Once the sisters come to life and drape themselves in the sumptuous bedroom of their absent mistress, they raid her bulging wardrobe to try on otherwise untouchable glad-rags and jewellery. As they do, the grotesque parody of the high-life they aspire to turns uglier by the second. When the Mistress returns, as played with daring abandon by Emily Winter as a glamour-chasing narcissist who gets her kicks from drooling over the criminal classes, you can't really blame the sisters for their fantasy of killing her.

Slabs of sound slice the air to punctuate each scene of Mart…

Futureproof 2017

Street Level Photoworks, Glasgow until February 4th 2018
Four stars

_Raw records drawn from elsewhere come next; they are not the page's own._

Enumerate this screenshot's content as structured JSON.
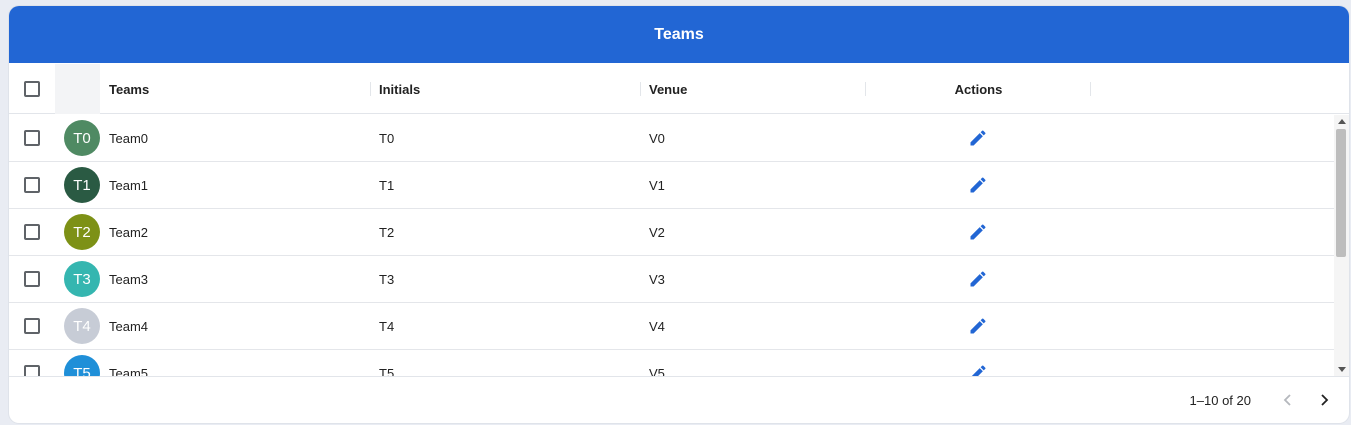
{
  "header": {
    "title": "Teams"
  },
  "columns": {
    "teams": "Teams",
    "initials": "Initials",
    "venue": "Venue",
    "actions": "Actions"
  },
  "rows": [
    {
      "avatar": "T0",
      "avatar_color": "#4f8a63",
      "team": "Team0",
      "initials": "T0",
      "venue": "V0"
    },
    {
      "avatar": "T1",
      "avatar_color": "#2a5a43",
      "team": "Team1",
      "initials": "T1",
      "venue": "V1"
    },
    {
      "avatar": "T2",
      "avatar_color": "#7d9116",
      "team": "Team2",
      "initials": "T2",
      "venue": "V2"
    },
    {
      "avatar": "T3",
      "avatar_color": "#35b6b0",
      "team": "Team3",
      "initials": "T3",
      "venue": "V3"
    },
    {
      "avatar": "T4",
      "avatar_color": "#c7ccd6",
      "team": "Team4",
      "initials": "T4",
      "venue": "V4"
    },
    {
      "avatar": "T5",
      "avatar_color": "#1f8fd8",
      "team": "Team5",
      "initials": "T5",
      "venue": "V5"
    }
  ],
  "footer": {
    "range": "1–10 of 20"
  },
  "colors": {
    "header_bg": "#2266d4",
    "accent": "#2266d4"
  },
  "icons": {
    "edit": "pencil-icon",
    "prev": "chevron-left-icon",
    "next": "chevron-right-icon"
  }
}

Now in its ninth year, Futureproof's showcase of recent graduate photographers from seven Scottish art schools and universities returns to its spiritual home at Street Level, with nineteen artists embracing photo essays, abstraction and constructed narratives. It is Karlyn Marshall's Willies, Beuys and Me that grabs you first. Tucked in a corner, this depiction of a woman impersonating iconic artist Joseph Beuys says much about gender stereotyping, and recalls Manfred Karge's play, Man to Man, in which a German woman took on her dead husband's identity.

The personal and the political converge throughout. Ben Soedera's Foreign Sands contrasts natural resources and the constructed world. Gareth and Gavin Bragdon's The Bragdon Brothers moves onto the carnivalesque streets of Edinburgh. Kieran Delaney's Moments also looks at the apparently ordinary. Matthew Buick goes further afield, as tourists…

James Ley - Love Song to Lavender Menace

James Ley had never heard of Lavender Menace when he won an LGBT History Month Scotland Cultural Commission award to write a new play. While Edinburgh's pioneering gay book shop that existed between 1982 and 1987 before reinventing itself in new premises as West and Wilde wasn't on Ley's radar, he had vaguely heard of the Gentlemen's Head Quarters, the nickname for the public toilet that existed at the east end of Princes Street outside Register House. He was also half aware of Fire Island, the legendary gay nightclub that existed at the west end of Princes Street in a space that now forms the top floor of Waterstone's book shop.

As he discovered, Fire Island was a central focal point for what was then a still largely underground gay scene in Edinburgh's capital. Alongside the likes of the Laughing Duck pub on Howe Street, Fire Island was one of the few places where HI-NRG music could be heard in what would these days be dubbed a safe space for gay men and wo…